Iris grew up in Israel, then lived in Venezuela and the US. She moved to the UK two decades ago, and gives up much of her spare time to her local Jewish community, interfaith activities, and cultural and faith awareness training
Q: Did you grow up in a devout family?
Iris: Not at all. The majority of the Jewish people in Israel are actually what I would call very secular. You can talk to many Jewish people who will tell you they are not religious, but they still feel that they have a very strong Jewish identity. Whether that comes through the food, through the music, through the literature, I don’t know. There are things that are intermingled between the religion and the culture. And I think people mistake one for the other.
I don’t remember my parents going into a synagogue. I went a couple of times growing up in Israel. But, because everyone around is Jewish, you learn about the history of the Jewish people at school, and you learn about the Jewish festivals.
It was more after my daughter was born and I wanted to pass on the tradition. That was when we were still living in the US and she went to a playgroup attached to a synagogue. In England, I put her in a nursery around here. Then she came home aged three-and-a-half and said, “Mum, how come they don’t light candles?” “How come they don’t give us challah [special bread made for the Shabbat or Jewish day of rest]?”
So I learned how to bake challah and I started lighting the candles because my three-and-a-half-year-old asked for it. I ended up marrying someone who is not Jewish. My daughter or may not continue with Judaism. But I passed on the traditions.
Q: How does being Jewish affect your everyday life?
Iris: Depending on who you ask, you would probably get a different answer to your question. From my point of view, I think we should just try to be the best people that we can be.
I don’t follow kosher rules for food. I don’t think I am unusual, but I wouldn’t say that everybody at the Bristol synagogue is like me. Some people have gone vegetarian, so that they don’t have to worry about all these issues of what is permitted or not permitted.
I eat everything.

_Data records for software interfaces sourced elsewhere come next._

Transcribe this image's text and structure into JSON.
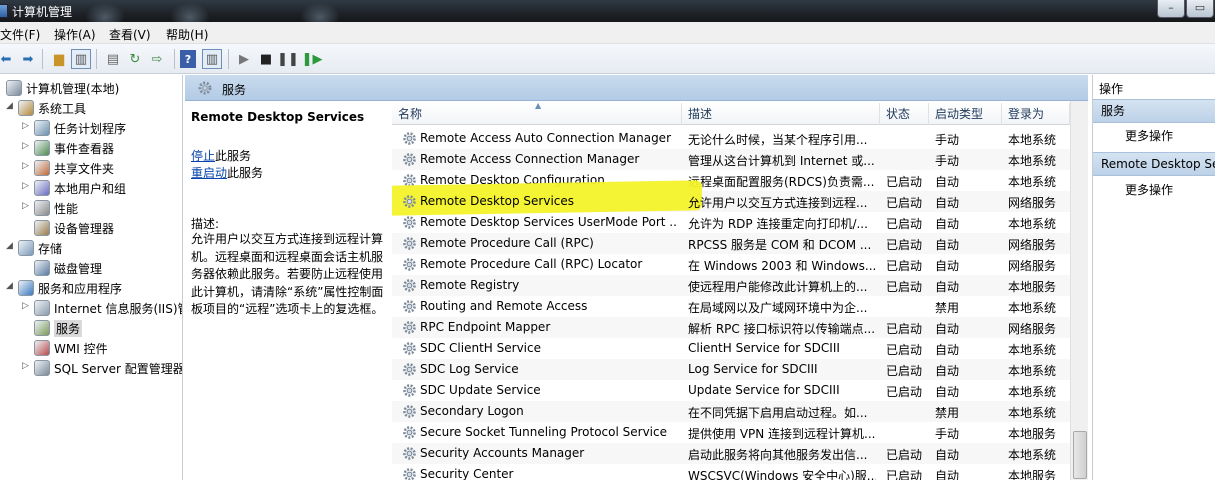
{
  "window": {
    "title": "计算机管理"
  },
  "menubar": [
    "文件(F)",
    "操作(A)",
    "查看(V)",
    "帮助(H)"
  ],
  "toolbar": {
    "buttons": [
      "back-icon",
      "forward-icon",
      "up-folder-icon",
      "show-hide-tree-icon",
      "properties-icon",
      "refresh-icon",
      "export-list-icon",
      "help-icon",
      "show-hide-action-pane-icon",
      "start-service-icon",
      "stop-service-icon",
      "pause-service-icon",
      "restart-service-icon"
    ]
  },
  "tree": {
    "root": "计算机管理(本地)",
    "items": [
      {
        "label": "系统工具",
        "level": 1,
        "expander": "◢"
      },
      {
        "label": "任务计划程序",
        "level": 2,
        "expander": "▷"
      },
      {
        "label": "事件查看器",
        "level": 2,
        "expander": "▷"
      },
      {
        "label": "共享文件夹",
        "level": 2,
        "expander": "▷"
      },
      {
        "label": "本地用户和组",
        "level": 2,
        "expander": "▷"
      },
      {
        "label": "性能",
        "level": 2,
        "expander": "▷"
      },
      {
        "label": "设备管理器",
        "level": 2,
        "expander": ""
      },
      {
        "label": "存储",
        "level": 1,
        "expander": "◢"
      },
      {
        "label": "磁盘管理",
        "level": 2,
        "expander": ""
      },
      {
        "label": "服务和应用程序",
        "level": 1,
        "expander": "◢"
      },
      {
        "label": "Internet 信息服务(IIS)管",
        "level": 2,
        "expander": "▷"
      },
      {
        "label": "服务",
        "level": 2,
        "expander": "",
        "selected": true
      },
      {
        "label": "WMI 控件",
        "level": 2,
        "expander": ""
      },
      {
        "label": "SQL Server 配置管理器",
        "level": 2,
        "expander": "▷"
      }
    ]
  },
  "middle": {
    "header": "服务",
    "service_name": "Remote Desktop Services",
    "stop_link": "停止",
    "stop_suffix": "此服务",
    "restart_link": "重启动",
    "restart_suffix": "此服务",
    "desc_label": "描述:",
    "desc_text": "允许用户以交互方式连接到远程计算机。远程桌面和远程桌面会话主机服务器依赖此服务。若要防止远程使用此计算机，请清除“系统”属性控制面板项目的“远程”选项卡上的复选框。"
  },
  "columns": [
    "名称",
    "描述",
    "状态",
    "启动类型",
    "登录为"
  ],
  "services": [
    {
      "name": "Remote Access Auto Connection Manager",
      "desc": "无论什么时候，当某个程序引用...",
      "status": "",
      "startup": "手动",
      "logon": "本地系统"
    },
    {
      "name": "Remote Access Connection Manager",
      "desc": "管理从这台计算机到 Internet 或...",
      "status": "",
      "startup": "手动",
      "logon": "本地系统"
    },
    {
      "name": "Remote Desktop Configuration",
      "desc": "远程桌面配置服务(RDCS)负责需...",
      "status": "已启动",
      "startup": "自动",
      "logon": "本地系统"
    },
    {
      "name": "Remote Desktop Services",
      "desc": "允许用户以交互方式连接到远程...",
      "status": "已启动",
      "startup": "自动",
      "logon": "网络服务",
      "highlight": true
    },
    {
      "name": "Remote Desktop Services UserMode Port ...",
      "desc": "允许为 RDP 连接重定向打印机/...",
      "status": "已启动",
      "startup": "自动",
      "logon": "本地系统"
    },
    {
      "name": "Remote Procedure Call (RPC)",
      "desc": "RPCSS 服务是 COM 和 DCOM ...",
      "status": "已启动",
      "startup": "自动",
      "logon": "网络服务"
    },
    {
      "name": "Remote Procedure Call (RPC) Locator",
      "desc": "在 Windows 2003 和 Windows...",
      "status": "已启动",
      "startup": "自动",
      "logon": "网络服务"
    },
    {
      "name": "Remote Registry",
      "desc": "使远程用户能修改此计算机上的...",
      "status": "已启动",
      "startup": "自动",
      "logon": "本地服务"
    },
    {
      "name": "Routing and Remote Access",
      "desc": "在局域网以及广域网环境中为企...",
      "status": "",
      "startup": "禁用",
      "logon": "本地系统"
    },
    {
      "name": "RPC Endpoint Mapper",
      "desc": "解析 RPC 接口标识符以传输端点...",
      "status": "已启动",
      "startup": "自动",
      "logon": "网络服务"
    },
    {
      "name": "SDC ClientH Service",
      "desc": "ClientH Service for SDCIII",
      "status": "已启动",
      "startup": "自动",
      "logon": "本地系统"
    },
    {
      "name": "SDC Log Service",
      "desc": "Log Service for SDCIII",
      "status": "已启动",
      "startup": "自动",
      "logon": "本地系统"
    },
    {
      "name": "SDC Update Service",
      "desc": "Update Service for SDCIII",
      "status": "已启动",
      "startup": "自动",
      "logon": "本地系统"
    },
    {
      "name": "Secondary Logon",
      "desc": "在不同凭据下启用启动过程。如...",
      "status": "",
      "startup": "禁用",
      "logon": "本地系统"
    },
    {
      "name": "Secure Socket Tunneling Protocol Service",
      "desc": "提供使用 VPN 连接到远程计算机...",
      "status": "",
      "startup": "手动",
      "logon": "本地服务"
    },
    {
      "name": "Security Accounts Manager",
      "desc": "启动此服务将向其他服务发出信...",
      "status": "已启动",
      "startup": "自动",
      "logon": "本地系统"
    },
    {
      "name": "Security Center",
      "desc": "WSCSVC(Windows 安全中心)服...",
      "status": "已启动",
      "startup": "自动",
      "logon": "本地服务"
    }
  ],
  "actions": {
    "title": "操作",
    "sections": [
      {
        "header": "服务",
        "item": "更多操作"
      },
      {
        "header": "Remote Desktop Services",
        "item": "更多操作"
      }
    ]
  },
  "colors": {
    "highlight": "#f3f32a",
    "pane_header": "#bcd1e8",
    "link": "#0645ad"
  }
}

I can explain to a group of people what’s behind keeping kosher, but I don’t do it. Because in my mind, there are other aspects that are more important, like your behaviour towards other people.
Q: And you are involved in interfaith activities?

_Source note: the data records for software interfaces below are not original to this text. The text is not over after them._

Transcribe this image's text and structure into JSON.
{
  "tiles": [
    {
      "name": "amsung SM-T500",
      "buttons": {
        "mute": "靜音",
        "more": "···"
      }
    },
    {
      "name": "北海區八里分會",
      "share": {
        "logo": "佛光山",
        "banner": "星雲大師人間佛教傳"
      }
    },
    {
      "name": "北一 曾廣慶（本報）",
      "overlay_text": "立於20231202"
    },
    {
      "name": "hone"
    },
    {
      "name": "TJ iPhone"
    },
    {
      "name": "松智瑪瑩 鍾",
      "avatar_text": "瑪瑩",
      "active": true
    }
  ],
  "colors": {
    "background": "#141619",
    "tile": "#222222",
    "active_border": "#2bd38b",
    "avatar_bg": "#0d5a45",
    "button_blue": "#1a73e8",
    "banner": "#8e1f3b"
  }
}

Iris: I get a lot of satisfaction from what I’m doing. I host school visits at the synagogue in Bristol and I also go into schools. I also do faith and cultural awareness training for children, for adults, for the police in Wiltshire, and for other organizations that feel it will be helpful for their staff to know more about the minorities who live in the UK.
I don’t believe in God, yet I like the traditions. Is it hypocritical in some people’s mind, ? Then I go into schools and I explain the basics of Judaism and talk about the Torah. How does that go together? I don’t know.